In recent weeks the presence of Portuguese man o’war (Sp. carabela portuguesa- Physalia phisalis) has been detected at various points on the coasts of Asturias, Cantabria and the Basque Country. Several people have been stung in beaches in Guipúzcoa (Ondarreta and Zarautz) and in Cantabria (Isla) although nobody has yet been seriously injured. Four years ago, the massive presence of the species forced the closure of several beaches in Asturias. Experts believe that the rise in the temperature of the Cantabrian Sea due to climate change has brought the Portuguese man o’war here with warmer waters. The cooler waters of Galicia have so far been free of the threat. El País. The purple Man-o-war is not a true jellyfish, but a colony of hydrozoan polyps. It can in extreme cases provoke a cardiac arrest and death in particularly sensitive persons.
Note the English and Spanish etymology comes from the creature’s air bladder, which looks similar to the triangular sails of the Portuguese ship (man-of-war) Caravela latina (two- or three-masted lateen-rigged ship caravel), of the 15th and 16th centuries. See Wikipedia
See also: Sharks, weaver fish, jellyfish and other dangerous animals in the seas around Spain
August 30th, 2007
Shepherds in Alava, in the Basque Country have with remarkable hyperbole claimed that Idiazabal cheese, will disappear if a check is not put on wolves. Idiazabal is made with the Basque breed of latxa (lacha) sheep. Shepherds claim that the recent expansion of wolves in Alava is threatening their survival. (El Correo Digital)
A lacha sheep
Smoked with oak and beach, Idiazabal is one of my favourite Spanish cheeses, though I have many favourite Spanish cheeses. Read the rest of this entry

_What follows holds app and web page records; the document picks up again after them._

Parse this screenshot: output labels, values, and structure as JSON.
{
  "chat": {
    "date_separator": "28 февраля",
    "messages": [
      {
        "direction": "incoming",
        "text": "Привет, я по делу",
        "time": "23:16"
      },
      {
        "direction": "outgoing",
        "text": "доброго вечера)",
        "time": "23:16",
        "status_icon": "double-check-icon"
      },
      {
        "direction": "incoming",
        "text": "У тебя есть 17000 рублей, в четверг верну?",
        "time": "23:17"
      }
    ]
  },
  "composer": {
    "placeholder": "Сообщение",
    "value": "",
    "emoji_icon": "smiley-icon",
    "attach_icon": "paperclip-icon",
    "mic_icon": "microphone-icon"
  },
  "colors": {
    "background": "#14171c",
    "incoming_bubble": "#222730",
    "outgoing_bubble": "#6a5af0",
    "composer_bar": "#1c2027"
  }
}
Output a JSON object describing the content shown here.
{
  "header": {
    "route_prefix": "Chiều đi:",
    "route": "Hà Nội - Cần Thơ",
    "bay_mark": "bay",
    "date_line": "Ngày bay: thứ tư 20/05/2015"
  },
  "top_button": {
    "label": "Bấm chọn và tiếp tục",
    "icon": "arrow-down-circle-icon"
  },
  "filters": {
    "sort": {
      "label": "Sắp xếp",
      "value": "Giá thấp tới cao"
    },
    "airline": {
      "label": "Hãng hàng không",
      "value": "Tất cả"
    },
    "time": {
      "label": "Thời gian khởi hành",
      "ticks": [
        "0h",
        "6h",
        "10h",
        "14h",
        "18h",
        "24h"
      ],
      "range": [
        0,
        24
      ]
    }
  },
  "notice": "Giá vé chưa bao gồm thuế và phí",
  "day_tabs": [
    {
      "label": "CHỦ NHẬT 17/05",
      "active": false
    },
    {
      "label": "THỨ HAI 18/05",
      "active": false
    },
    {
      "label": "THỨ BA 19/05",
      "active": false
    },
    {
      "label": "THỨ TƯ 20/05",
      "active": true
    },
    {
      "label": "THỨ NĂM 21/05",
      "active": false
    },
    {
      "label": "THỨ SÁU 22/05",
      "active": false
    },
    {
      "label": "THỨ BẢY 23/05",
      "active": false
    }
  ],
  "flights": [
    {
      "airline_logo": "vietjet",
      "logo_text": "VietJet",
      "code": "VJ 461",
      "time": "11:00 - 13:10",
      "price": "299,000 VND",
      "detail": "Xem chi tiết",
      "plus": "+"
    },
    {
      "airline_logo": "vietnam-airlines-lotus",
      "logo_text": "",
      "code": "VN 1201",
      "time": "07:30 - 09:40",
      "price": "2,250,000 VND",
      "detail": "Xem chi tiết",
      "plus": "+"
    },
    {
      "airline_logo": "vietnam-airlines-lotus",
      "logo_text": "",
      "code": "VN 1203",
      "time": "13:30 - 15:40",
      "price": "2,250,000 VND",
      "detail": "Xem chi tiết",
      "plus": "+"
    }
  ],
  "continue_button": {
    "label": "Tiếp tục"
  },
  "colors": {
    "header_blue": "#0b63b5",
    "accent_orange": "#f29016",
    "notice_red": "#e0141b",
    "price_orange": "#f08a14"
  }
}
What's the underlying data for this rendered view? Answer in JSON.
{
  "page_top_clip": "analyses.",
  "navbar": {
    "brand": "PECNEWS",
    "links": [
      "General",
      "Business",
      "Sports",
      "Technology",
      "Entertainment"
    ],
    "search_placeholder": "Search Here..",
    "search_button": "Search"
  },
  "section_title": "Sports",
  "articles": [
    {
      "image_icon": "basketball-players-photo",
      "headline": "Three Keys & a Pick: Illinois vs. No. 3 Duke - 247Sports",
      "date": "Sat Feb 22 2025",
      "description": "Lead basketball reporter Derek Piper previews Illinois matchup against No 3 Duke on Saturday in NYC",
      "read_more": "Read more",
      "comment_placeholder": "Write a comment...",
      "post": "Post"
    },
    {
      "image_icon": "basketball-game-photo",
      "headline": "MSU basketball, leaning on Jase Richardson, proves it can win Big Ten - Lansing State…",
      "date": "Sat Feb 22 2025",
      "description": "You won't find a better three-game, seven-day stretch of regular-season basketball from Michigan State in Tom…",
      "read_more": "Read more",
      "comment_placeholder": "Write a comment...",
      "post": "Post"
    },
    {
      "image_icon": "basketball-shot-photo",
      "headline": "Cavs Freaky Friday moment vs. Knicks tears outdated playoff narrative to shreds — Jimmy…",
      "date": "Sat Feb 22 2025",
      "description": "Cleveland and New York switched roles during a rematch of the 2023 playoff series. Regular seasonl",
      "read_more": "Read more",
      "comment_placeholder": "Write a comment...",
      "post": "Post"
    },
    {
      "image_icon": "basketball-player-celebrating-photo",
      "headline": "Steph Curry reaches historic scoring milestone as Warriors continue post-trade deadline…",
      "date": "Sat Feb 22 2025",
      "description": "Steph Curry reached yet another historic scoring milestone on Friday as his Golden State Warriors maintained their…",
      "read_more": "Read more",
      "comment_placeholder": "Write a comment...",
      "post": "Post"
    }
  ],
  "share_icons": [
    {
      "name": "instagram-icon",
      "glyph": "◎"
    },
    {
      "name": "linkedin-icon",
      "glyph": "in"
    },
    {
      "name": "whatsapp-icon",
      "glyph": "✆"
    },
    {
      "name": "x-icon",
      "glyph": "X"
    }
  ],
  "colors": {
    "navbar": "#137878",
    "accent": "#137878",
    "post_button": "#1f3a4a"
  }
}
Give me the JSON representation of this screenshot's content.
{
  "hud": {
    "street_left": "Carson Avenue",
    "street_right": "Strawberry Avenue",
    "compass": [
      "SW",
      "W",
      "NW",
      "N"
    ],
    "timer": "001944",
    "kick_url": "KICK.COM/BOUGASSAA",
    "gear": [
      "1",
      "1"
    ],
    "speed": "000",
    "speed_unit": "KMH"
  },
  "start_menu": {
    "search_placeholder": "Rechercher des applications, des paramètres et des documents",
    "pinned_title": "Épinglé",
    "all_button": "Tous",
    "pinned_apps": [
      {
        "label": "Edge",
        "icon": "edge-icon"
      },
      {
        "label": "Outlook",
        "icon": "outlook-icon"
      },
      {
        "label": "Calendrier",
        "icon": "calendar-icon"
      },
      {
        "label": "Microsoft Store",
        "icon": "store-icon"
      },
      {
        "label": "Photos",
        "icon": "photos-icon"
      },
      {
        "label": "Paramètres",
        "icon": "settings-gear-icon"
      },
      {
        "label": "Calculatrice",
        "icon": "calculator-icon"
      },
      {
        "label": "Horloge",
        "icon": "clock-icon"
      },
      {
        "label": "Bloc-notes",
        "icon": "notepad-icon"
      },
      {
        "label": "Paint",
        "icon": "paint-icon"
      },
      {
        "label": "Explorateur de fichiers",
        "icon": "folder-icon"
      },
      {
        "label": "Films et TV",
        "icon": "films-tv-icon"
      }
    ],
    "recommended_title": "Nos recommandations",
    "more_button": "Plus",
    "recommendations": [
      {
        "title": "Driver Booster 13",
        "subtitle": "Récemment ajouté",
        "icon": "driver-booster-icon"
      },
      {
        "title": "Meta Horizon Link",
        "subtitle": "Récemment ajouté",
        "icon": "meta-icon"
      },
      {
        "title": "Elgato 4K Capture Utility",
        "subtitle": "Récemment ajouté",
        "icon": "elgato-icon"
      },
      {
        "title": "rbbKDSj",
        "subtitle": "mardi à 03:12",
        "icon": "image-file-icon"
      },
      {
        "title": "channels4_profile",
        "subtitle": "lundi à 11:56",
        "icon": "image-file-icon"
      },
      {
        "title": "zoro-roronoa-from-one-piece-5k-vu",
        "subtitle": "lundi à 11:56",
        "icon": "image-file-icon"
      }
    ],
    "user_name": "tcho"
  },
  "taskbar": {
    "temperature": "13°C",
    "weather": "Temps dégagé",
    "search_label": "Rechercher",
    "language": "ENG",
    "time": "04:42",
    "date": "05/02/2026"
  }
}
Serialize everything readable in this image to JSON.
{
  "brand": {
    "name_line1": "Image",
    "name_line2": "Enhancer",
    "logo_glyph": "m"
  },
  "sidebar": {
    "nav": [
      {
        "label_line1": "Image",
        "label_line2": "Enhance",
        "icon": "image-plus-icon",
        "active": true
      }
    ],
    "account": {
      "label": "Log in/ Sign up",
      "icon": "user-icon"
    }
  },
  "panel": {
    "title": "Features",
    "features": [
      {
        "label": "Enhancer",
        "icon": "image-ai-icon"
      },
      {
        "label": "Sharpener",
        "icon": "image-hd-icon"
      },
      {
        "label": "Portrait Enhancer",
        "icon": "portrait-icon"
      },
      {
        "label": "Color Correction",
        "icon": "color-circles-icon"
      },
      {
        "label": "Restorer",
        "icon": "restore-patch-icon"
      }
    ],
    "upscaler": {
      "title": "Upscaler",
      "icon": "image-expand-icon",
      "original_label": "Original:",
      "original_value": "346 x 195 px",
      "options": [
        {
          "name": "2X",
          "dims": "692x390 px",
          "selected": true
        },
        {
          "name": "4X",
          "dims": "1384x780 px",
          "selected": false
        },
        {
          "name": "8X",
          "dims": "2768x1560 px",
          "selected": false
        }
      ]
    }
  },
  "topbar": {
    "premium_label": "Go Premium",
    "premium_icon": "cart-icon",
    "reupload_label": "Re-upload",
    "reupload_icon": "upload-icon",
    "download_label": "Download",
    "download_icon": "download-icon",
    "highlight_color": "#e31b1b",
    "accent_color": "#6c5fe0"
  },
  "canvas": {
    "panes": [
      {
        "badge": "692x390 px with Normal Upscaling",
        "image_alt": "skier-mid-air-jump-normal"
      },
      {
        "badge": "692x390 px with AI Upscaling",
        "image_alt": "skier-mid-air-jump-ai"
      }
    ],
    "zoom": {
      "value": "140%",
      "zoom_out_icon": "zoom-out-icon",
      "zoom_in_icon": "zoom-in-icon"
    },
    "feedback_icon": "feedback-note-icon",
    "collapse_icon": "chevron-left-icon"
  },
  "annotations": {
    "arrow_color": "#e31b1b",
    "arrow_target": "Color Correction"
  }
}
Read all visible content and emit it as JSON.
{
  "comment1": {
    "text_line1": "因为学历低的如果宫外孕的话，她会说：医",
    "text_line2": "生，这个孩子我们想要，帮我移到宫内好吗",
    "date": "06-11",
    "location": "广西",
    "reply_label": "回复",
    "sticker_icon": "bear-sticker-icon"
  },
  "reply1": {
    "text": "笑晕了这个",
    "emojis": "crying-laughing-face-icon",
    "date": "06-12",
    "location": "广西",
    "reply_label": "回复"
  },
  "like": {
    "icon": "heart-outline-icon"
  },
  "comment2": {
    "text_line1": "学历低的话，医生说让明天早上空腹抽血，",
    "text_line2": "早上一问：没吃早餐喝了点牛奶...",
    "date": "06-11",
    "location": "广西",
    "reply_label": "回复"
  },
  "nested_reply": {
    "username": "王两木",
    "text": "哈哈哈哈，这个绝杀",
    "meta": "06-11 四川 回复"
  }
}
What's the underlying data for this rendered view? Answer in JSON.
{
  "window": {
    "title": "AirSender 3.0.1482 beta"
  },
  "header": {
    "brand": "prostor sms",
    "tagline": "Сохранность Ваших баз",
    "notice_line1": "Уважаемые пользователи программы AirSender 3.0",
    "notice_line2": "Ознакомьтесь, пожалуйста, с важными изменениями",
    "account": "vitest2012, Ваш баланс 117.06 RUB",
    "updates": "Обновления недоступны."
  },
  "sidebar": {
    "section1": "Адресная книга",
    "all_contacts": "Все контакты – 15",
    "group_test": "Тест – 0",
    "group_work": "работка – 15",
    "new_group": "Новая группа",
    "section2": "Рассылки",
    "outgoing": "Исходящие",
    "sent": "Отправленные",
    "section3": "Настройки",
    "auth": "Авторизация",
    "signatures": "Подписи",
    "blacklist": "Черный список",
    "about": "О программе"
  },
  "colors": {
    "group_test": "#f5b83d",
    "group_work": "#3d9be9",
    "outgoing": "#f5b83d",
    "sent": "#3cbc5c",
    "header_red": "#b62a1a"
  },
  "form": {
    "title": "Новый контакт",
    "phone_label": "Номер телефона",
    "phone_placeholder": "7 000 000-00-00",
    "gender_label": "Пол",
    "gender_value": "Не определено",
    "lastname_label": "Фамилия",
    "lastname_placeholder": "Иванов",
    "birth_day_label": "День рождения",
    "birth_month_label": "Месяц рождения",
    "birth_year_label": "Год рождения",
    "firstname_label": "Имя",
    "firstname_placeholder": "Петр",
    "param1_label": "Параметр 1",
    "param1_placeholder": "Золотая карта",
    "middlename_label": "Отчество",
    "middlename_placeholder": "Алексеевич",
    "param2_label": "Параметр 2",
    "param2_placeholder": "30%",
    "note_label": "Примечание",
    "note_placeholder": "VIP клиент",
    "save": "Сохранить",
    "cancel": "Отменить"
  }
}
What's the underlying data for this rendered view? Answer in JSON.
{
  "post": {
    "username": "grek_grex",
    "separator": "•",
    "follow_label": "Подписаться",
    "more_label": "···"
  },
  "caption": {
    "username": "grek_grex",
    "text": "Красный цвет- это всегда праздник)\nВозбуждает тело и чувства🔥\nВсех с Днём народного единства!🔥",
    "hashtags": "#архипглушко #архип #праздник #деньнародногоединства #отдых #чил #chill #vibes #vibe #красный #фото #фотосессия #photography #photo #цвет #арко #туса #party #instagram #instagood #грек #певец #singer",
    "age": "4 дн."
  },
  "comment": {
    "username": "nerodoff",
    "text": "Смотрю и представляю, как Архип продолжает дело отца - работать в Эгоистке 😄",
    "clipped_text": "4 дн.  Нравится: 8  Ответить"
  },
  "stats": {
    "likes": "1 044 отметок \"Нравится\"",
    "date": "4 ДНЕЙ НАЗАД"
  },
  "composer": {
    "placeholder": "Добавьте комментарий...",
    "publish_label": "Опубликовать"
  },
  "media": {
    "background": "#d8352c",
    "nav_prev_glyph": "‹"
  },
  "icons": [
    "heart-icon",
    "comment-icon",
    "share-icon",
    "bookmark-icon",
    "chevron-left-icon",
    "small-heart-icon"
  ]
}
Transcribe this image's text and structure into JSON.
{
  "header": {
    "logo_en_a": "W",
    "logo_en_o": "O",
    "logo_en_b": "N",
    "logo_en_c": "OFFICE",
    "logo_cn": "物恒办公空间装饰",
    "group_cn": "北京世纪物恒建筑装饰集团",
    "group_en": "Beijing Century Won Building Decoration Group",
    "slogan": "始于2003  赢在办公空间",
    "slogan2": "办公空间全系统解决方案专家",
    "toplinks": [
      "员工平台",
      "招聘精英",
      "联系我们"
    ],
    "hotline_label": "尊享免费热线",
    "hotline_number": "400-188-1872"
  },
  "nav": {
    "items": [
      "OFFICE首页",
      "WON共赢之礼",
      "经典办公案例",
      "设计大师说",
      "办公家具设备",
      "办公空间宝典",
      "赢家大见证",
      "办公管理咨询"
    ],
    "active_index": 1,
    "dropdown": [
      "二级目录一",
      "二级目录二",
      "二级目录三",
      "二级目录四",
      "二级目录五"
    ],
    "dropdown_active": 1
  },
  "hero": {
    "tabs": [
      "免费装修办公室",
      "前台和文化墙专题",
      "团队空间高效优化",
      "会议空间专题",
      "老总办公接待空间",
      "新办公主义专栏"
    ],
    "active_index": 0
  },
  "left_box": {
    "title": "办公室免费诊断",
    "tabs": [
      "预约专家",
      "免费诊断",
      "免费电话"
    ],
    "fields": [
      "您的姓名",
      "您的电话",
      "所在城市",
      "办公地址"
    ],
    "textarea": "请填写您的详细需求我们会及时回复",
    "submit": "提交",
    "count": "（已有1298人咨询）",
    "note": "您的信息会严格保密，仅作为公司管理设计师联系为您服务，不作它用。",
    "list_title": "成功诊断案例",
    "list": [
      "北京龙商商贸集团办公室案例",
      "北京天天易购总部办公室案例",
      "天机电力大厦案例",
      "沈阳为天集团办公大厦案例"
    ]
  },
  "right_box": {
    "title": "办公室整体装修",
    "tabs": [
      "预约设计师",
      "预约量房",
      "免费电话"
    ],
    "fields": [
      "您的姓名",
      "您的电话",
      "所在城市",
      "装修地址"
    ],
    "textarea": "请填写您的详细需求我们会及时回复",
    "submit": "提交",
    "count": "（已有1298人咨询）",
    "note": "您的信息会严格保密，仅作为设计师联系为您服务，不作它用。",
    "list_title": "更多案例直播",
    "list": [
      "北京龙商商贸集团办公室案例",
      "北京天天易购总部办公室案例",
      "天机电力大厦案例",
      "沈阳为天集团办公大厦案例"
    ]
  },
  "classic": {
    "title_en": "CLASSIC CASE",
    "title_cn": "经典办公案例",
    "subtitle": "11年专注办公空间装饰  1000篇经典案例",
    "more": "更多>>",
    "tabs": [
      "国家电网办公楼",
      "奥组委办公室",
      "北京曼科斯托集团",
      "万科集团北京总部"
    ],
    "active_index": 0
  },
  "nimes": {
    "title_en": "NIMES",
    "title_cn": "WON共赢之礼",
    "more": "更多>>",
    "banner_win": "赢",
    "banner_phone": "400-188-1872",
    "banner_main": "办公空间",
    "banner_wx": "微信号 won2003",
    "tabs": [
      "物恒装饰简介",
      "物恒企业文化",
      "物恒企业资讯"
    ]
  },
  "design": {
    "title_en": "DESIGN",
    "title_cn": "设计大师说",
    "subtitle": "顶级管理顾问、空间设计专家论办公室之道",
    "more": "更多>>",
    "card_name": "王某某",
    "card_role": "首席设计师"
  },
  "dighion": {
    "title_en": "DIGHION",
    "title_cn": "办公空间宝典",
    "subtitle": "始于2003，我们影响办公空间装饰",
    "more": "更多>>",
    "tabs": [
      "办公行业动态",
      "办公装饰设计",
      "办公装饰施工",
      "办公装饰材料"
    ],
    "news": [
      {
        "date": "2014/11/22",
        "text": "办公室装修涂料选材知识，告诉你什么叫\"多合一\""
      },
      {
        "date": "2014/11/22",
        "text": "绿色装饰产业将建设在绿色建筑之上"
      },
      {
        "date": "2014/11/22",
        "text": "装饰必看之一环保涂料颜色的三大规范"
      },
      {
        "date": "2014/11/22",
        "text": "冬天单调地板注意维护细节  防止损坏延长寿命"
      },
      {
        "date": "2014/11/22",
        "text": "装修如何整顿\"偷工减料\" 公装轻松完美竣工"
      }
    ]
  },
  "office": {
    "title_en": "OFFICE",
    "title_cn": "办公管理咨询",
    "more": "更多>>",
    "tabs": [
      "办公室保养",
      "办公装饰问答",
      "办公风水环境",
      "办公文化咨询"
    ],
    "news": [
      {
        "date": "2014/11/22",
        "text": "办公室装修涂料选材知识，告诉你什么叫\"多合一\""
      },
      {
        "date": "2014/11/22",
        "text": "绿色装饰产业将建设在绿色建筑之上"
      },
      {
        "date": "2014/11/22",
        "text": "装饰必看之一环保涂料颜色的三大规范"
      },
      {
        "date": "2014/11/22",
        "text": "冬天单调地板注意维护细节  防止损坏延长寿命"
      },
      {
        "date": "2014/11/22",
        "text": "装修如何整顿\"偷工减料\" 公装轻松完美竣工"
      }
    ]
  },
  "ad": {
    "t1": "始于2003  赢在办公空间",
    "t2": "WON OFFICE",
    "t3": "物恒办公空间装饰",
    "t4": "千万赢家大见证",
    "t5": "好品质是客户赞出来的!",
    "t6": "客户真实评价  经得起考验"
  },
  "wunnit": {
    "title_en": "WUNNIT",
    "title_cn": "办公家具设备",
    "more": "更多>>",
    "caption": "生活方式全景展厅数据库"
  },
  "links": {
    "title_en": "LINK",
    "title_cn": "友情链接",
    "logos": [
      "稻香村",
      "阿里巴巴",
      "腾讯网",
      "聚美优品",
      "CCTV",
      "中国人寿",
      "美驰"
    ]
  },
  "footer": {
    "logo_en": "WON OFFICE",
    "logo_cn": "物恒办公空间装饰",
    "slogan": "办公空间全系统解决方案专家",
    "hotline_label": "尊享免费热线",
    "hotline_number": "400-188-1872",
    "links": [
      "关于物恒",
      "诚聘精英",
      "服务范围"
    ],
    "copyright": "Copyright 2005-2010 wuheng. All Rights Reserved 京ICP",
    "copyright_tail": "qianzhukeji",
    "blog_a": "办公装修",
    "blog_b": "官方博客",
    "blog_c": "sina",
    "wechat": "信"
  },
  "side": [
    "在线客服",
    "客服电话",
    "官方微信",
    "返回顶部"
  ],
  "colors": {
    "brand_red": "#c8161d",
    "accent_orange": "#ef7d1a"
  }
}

August 30th, 2007
The Ebro’s importance is reflected in the name of the Iberian Peninsula, which almost certainly comes from the river, first known as the Iber and Iberus and Ebro, and not the other way around. It was first used in the 6th century BC by a Greek author in reference to the Iberians, or the people who lived along the Iberus ( Ebro) river. Ultimately the word may well derive from the Basque words ibai (river) and ibar (valley), and these from ur meaning water. Linguists have noted similarities with the names of 200 other European rivers and streams (e.g. Ibar in Serbia, Ebrach and several Eberbach in Germany, Irwell in The UK) giving a tantalising clue as to a form of Basque being once spoken throughout Europe before the arrival of Indo-European tribes and languages. More on the Ebro
July 7th, 2007
I’ve put together this short guide to caves in Spain. I will be adding more material soon. Below la Torca del Carlista in the Basque Country, the largest cavern in Europe. Only currently accessible to expert cavers.
Photo of the Torca del Carlista